» The problem
Copy every line from the records that holds the word "JSON".

Excerpts from an interface dataset
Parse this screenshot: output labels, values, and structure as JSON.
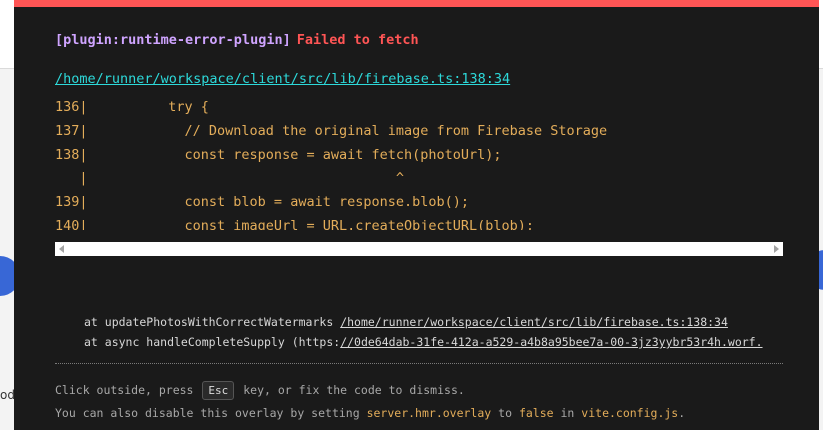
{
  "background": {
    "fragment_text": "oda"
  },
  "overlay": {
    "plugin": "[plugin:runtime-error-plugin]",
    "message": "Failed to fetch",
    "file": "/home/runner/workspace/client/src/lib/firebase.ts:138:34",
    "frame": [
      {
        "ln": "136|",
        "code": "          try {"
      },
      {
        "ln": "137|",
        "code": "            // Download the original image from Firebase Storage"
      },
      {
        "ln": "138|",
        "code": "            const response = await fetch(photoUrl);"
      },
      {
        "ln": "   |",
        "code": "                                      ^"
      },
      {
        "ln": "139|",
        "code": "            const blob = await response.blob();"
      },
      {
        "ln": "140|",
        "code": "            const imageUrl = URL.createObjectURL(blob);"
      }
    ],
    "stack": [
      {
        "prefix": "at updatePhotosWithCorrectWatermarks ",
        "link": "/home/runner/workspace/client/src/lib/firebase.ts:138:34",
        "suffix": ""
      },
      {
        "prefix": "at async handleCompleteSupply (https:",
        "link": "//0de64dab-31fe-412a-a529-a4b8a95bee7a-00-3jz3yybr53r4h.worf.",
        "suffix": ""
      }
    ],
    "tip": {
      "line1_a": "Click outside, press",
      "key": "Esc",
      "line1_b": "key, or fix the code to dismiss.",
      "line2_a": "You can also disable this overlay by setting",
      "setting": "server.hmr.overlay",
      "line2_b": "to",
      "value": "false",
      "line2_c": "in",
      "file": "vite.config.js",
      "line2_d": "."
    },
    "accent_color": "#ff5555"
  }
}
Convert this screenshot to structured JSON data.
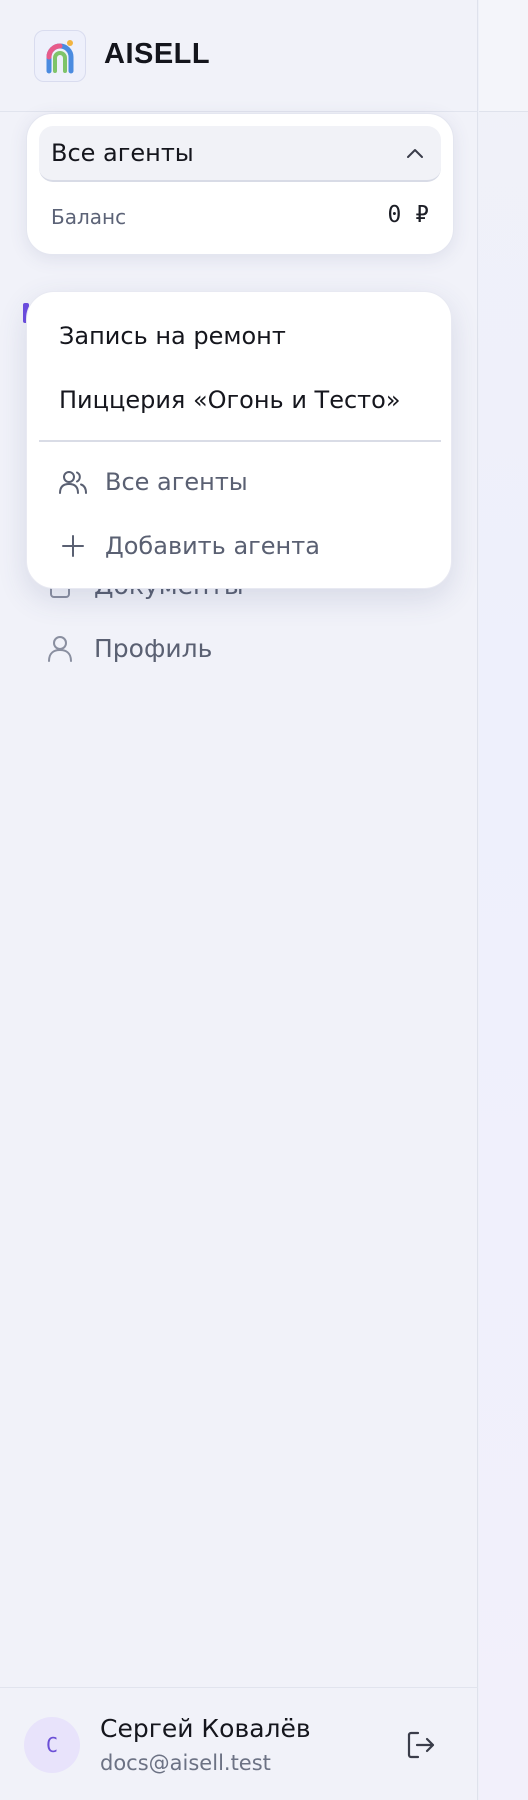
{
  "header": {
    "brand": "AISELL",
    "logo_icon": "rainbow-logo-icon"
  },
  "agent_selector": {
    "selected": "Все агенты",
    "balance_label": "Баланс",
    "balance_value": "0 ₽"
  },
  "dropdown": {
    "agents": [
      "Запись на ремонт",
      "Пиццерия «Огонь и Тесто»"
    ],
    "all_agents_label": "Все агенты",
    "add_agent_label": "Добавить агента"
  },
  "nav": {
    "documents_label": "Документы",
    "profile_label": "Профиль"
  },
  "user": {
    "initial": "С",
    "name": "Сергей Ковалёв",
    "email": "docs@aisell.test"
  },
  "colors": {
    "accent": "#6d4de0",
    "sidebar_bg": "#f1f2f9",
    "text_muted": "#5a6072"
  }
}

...

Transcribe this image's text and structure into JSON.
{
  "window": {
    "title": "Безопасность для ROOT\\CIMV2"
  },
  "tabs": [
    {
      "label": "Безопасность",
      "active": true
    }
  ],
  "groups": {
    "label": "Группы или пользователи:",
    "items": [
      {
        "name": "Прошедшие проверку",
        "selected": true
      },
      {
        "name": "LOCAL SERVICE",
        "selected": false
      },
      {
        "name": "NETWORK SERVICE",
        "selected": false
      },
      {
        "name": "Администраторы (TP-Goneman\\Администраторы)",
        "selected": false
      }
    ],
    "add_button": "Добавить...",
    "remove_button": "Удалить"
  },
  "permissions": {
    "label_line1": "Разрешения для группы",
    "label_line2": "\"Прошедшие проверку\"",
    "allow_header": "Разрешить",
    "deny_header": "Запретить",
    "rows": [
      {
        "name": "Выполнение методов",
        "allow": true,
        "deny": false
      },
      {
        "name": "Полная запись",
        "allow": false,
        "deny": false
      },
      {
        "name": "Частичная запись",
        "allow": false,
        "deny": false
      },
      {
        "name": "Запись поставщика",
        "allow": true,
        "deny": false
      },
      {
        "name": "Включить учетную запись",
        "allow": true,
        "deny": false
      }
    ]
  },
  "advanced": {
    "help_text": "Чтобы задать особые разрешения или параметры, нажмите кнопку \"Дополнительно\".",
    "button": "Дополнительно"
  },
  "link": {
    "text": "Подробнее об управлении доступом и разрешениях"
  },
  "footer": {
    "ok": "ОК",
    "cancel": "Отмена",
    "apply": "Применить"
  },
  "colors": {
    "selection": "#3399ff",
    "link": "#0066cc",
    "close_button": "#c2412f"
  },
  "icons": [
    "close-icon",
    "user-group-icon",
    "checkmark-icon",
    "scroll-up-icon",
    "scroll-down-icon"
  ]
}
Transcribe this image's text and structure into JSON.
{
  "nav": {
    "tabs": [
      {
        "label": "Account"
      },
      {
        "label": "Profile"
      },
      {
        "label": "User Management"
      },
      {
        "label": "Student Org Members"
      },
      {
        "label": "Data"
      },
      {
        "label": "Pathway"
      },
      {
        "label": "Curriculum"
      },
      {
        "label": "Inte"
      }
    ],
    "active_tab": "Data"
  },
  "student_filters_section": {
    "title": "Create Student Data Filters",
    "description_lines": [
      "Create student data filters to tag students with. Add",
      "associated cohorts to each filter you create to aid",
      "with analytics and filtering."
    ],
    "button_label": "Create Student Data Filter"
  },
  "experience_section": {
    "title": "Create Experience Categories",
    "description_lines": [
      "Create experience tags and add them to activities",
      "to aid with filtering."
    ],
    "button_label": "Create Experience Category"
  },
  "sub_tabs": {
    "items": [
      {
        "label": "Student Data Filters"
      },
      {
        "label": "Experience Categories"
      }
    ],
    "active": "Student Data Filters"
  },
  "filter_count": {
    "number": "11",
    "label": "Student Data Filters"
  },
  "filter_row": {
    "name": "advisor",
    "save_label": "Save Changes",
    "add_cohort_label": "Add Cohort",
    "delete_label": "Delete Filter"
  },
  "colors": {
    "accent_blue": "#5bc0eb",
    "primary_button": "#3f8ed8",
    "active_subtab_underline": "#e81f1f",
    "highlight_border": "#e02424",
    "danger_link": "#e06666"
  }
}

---

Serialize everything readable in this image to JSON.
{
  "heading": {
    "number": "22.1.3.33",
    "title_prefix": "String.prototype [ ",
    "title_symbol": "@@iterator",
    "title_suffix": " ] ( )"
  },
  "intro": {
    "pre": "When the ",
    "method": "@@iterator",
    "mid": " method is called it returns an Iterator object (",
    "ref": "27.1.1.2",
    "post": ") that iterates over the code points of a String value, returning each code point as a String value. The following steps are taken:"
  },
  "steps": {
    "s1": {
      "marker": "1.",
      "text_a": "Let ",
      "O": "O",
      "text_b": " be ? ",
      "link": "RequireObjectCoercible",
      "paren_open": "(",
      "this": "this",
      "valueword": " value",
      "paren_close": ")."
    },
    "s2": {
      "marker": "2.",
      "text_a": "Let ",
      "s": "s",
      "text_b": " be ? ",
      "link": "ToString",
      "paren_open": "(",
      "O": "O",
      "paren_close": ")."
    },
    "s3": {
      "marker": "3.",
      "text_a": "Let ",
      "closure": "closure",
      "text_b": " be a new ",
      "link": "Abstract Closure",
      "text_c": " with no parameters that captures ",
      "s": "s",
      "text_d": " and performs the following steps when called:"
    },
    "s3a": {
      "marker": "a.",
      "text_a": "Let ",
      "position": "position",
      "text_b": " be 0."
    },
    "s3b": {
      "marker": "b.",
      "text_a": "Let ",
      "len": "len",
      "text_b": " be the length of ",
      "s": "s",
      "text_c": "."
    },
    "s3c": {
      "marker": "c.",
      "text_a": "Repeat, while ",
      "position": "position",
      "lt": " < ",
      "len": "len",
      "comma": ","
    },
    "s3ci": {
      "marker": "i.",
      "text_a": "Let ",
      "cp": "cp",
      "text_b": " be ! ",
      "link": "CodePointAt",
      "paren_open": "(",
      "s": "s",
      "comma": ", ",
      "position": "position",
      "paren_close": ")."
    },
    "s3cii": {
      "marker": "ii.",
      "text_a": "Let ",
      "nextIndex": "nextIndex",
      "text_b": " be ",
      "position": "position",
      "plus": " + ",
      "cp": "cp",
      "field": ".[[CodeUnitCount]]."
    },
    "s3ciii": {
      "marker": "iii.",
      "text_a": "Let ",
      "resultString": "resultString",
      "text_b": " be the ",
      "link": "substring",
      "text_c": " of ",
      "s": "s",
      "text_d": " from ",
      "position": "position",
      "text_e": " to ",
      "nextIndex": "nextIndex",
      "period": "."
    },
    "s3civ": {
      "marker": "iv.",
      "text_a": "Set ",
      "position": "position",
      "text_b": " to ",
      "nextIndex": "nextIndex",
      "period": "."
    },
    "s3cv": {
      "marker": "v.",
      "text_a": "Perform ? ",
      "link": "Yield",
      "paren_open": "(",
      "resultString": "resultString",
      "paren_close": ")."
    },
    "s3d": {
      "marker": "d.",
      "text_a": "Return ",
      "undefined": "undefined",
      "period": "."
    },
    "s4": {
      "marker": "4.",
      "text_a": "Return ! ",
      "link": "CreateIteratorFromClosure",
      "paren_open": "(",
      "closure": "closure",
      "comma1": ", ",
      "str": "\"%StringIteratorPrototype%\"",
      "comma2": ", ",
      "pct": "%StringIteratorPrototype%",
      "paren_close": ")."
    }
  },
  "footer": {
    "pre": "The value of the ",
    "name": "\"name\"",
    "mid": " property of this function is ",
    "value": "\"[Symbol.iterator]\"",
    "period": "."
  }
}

» Result
Parse this screenshot: output labels, values, and structure as JSON.
Convert this screenshot to structured JSON data.
Transcribe this image's text and structure into JSON.
Transcribe this image's text and structure into JSON.
Serialize everything readable in this image to JSON.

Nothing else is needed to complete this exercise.